The data indicated that DHHS, which also processed samples from Lucayan Medical Centre on Grand Bahama, conducted more tests than the public sector — the National Reference Laboratory (NRL) and Princess Margaret Hospital (PMH) combined — during that period.
Doctors Hospital conducted 7,390 tests whereas NRL and PMH only conducted 3,850 tests during that period.
As DHHS is a private facility, the data indicates that more people had to pay for COVID testing in The Bahamas during that six-week period.
During the week of August 3, DHHS conducted 328 tests resulting in only two positive cases.
That same week, the public health sector conducted 1,080 tests, which resulted in 322 positive cases.
Doctors Hospital conducted 1,372 tests the following week, August 10.
Two hundred and forty of those tests came back positive.
The public sector conducted 645 tests, which resulted in 217 people testing positive.
During the week of August 17, DHHS conducted 1,700 tests – 280 of which resulted in positive cases.
The public sector conducted 598 tests that week, with 275 positive results.
During the week of August 24, DHHS conducted 1,523 tests, with 277 tests coming back positive.
The public sector conducted 485 tests that week, which resulted in 255 positive cases.
During the week of August 31, DHHS conducted 1,602 tests, of which 276 came back positive.
The public sector conducted 360 tests during that period, with 211 testing positive for the virus.
During the week of September 7, DHHS conducted 865 tests, of which 167 came back positive.
The public sector conducted 482 tests, 171 of which were positive.
Two thousand six hundred and ninety-five of the 11,240 tests conducted during the six-week period came back positive for COVID-19.
The data reveals that The Bahamas has a COVID positivity rate of about 24 percent.
On Monday, Chief Medical Officer Dr. Pearl McMillan said that between August 3 and September 13, at least 23 percent of COVID-19 tests conducted were positive.
On May 12, 2020, the World Health Organization (WHO) recommended that COVID positive rates remain at five percent or lower for at least 14 days.
The Bahamas has not achieved WHO’s recommended rate since the end of June when its positivity rate was roughly four percent before it reopened its international borders.
The Bahamas had a positivity rate of 13 percent at the end of July and 20 percent at the end of August.
The government decided to move forward with the reopening of the domestic economy despite its positivity rate being roughly five times what is recommended by international health officials.
It is also expecting to reopen to tourists by October 15.

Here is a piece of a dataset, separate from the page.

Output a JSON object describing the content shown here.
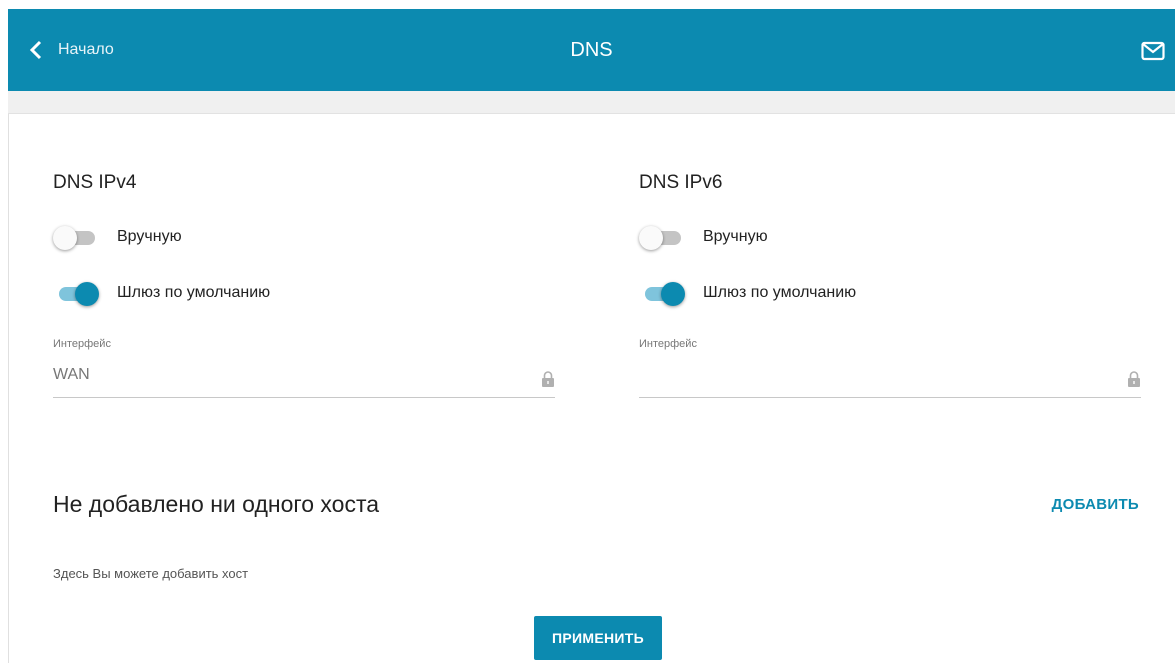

More than 13,400 tests were conducted between June 30 and September 16 as both the private and public sectors expanded testing amid a spike in COVID-19 cases.

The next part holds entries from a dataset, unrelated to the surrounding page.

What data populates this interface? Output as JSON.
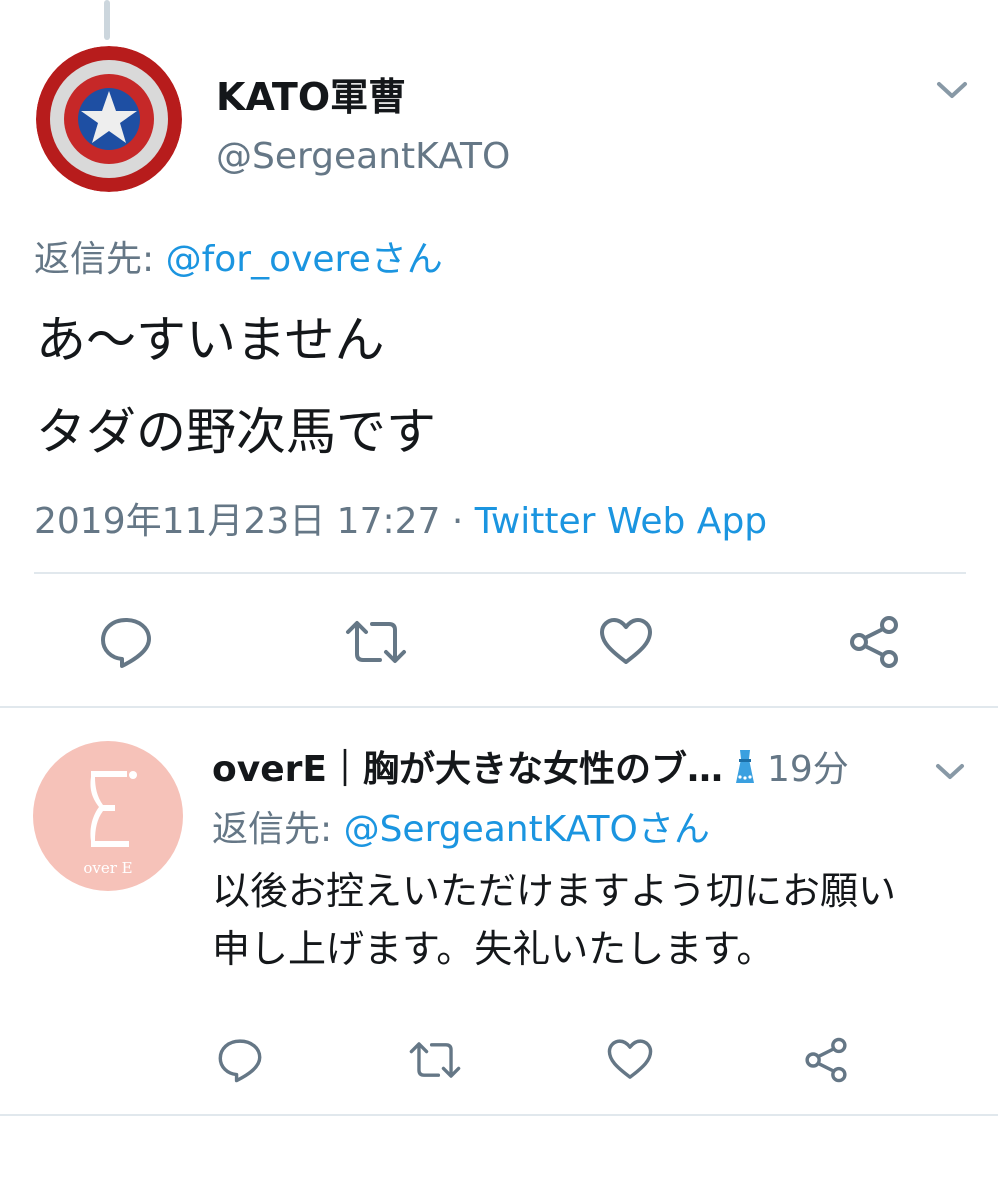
{
  "tweet": {
    "author_name": "KATO軍曹",
    "author_handle": "@SergeantKATO",
    "reply_prefix": "返信先: ",
    "reply_target": "@for_overeさん",
    "text_line1": "あ～すいません",
    "text_line2": "タダの野次馬です",
    "timestamp": "2019年11月23日 17:27",
    "meta_separator": " · ",
    "client": "Twitter Web App"
  },
  "reply": {
    "author_name": "overE｜胸が大きな女性のブ…",
    "time": "19分",
    "reply_prefix": "返信先: ",
    "reply_target": "@SergeantKATOさん",
    "text_line1": "以後お控えいただけますよう切にお願い",
    "text_line2": "申し上げます。失礼いたします。",
    "avatar_text": "over E"
  },
  "icons": {
    "reply": "reply-icon",
    "retweet": "retweet-icon",
    "like": "heart-icon",
    "share": "share-icon",
    "more": "chevron-down-icon"
  },
  "colors": {
    "link": "#1b95e0",
    "secondary_text": "#657786",
    "divider": "#e1e8ed",
    "avatar2_bg": "#f6c2b9"
  }
}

The Ministry of Health conducted 2,404 tests prior to June 30.
The Bahamas recorded over 3,000 cases of the virus since March.